    Glad to note the extensive retail sales experience held by Mr Wheatley. This will certainly make him sensitive to nuances of the market and its development.
    Wonder how long it will be before he becomes known as Mr Titanic.

  • Anon 3rd February 2011 at 1:41 pm

    Estimate is £50m to be levied by FSA as part of the fees firms pay – which is in turn funded by the consumer i.e. us.

    So maybe £1 each.

  • Ronnie Forrest 3rd February 2011 at 10:28 am

    Who is footing the bill for dismantling and re-assembling the regulatory body in a new style?

  • Tom Cleary 2nd February 2011 at 5:41 pm

    Jobs for the boys if ever there was?

  • dave 2nd February 2011 at 5:26 pm

    Well, now we know we are going to be stuck with the FSA for another 2 years!

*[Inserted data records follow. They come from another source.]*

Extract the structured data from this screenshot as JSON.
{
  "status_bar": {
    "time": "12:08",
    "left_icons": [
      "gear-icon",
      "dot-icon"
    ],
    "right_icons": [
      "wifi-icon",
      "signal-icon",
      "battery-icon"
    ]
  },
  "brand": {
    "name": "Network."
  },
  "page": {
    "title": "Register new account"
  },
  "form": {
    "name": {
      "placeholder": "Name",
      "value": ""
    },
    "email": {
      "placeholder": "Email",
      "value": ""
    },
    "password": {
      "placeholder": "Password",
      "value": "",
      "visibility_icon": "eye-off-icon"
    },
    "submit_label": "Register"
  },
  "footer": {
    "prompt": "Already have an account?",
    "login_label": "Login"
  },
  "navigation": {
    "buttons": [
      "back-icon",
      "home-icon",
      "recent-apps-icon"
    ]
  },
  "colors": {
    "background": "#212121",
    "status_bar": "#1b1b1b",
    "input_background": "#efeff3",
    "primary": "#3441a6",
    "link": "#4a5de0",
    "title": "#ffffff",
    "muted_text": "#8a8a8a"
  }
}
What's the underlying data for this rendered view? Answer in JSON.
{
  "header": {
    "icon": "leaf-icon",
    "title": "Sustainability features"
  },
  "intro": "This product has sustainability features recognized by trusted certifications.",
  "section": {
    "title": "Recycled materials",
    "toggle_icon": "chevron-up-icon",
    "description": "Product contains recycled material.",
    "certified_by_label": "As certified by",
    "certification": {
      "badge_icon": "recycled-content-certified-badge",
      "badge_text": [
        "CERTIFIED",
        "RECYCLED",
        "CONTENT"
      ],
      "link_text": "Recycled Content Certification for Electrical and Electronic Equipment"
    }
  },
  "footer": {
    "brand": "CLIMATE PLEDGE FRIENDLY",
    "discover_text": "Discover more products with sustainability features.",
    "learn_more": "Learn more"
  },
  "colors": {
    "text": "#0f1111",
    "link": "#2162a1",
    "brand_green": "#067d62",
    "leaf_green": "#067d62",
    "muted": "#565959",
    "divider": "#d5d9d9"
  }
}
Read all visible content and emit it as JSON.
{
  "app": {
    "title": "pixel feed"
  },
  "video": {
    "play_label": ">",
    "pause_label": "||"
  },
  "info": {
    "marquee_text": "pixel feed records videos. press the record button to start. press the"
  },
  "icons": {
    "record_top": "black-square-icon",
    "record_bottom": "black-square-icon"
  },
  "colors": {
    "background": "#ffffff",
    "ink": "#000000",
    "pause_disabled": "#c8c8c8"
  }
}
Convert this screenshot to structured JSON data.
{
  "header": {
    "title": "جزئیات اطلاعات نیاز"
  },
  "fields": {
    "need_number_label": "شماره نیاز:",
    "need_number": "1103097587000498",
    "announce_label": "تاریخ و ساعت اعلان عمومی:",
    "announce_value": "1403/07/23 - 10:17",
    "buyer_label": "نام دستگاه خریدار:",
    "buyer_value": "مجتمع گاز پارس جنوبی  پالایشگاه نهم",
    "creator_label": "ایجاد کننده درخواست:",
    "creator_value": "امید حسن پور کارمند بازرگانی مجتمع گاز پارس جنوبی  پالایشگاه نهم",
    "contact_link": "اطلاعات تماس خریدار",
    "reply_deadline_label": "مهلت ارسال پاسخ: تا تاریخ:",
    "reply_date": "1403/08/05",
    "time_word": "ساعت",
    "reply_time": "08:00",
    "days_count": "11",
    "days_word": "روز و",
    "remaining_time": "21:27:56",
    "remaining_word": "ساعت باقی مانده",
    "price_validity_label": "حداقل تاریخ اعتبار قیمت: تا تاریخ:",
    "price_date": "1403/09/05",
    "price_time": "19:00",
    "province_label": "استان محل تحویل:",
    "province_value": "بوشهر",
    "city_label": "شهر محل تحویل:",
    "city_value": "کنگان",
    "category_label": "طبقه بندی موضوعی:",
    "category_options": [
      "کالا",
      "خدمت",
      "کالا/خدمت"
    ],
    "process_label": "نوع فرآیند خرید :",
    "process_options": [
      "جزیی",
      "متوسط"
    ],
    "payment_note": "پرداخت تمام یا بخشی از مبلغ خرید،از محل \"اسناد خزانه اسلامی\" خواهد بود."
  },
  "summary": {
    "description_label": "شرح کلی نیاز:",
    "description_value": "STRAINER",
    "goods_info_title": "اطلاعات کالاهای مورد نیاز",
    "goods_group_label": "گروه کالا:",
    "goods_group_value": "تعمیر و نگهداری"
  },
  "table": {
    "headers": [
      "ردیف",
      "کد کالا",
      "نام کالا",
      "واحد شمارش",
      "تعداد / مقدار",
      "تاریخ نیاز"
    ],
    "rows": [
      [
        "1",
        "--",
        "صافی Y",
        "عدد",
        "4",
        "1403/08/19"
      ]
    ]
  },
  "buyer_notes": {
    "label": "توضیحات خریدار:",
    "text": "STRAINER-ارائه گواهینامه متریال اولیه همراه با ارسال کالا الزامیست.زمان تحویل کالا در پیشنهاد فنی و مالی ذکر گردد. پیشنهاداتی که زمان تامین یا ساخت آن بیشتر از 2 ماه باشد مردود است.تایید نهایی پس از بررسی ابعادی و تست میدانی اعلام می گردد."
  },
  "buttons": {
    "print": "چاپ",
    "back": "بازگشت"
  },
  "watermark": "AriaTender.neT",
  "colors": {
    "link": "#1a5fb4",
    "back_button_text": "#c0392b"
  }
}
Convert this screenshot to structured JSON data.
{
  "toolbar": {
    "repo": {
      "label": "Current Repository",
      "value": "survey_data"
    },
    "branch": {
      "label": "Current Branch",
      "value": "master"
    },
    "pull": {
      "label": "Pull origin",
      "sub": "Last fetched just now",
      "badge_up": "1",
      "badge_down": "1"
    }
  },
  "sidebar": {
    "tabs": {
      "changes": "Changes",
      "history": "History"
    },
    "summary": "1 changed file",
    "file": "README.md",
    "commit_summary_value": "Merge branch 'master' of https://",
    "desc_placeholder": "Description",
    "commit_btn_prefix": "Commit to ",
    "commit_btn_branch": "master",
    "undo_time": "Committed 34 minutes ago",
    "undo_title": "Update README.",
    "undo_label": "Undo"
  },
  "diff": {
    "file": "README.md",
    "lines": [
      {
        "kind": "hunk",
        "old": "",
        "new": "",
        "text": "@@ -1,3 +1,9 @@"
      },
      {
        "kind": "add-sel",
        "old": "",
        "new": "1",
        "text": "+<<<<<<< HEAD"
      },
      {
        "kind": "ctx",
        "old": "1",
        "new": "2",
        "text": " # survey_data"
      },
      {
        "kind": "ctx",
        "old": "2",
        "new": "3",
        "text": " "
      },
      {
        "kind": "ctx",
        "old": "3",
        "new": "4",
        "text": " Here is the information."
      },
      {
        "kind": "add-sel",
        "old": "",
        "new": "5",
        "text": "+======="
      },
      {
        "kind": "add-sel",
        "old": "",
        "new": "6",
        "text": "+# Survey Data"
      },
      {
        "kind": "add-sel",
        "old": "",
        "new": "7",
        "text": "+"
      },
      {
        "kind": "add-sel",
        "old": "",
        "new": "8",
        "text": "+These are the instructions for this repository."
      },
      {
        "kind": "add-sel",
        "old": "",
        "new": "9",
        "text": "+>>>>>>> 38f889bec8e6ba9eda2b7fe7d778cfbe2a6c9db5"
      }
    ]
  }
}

    Just think of the damage they can do in that time… no, on second thoughts…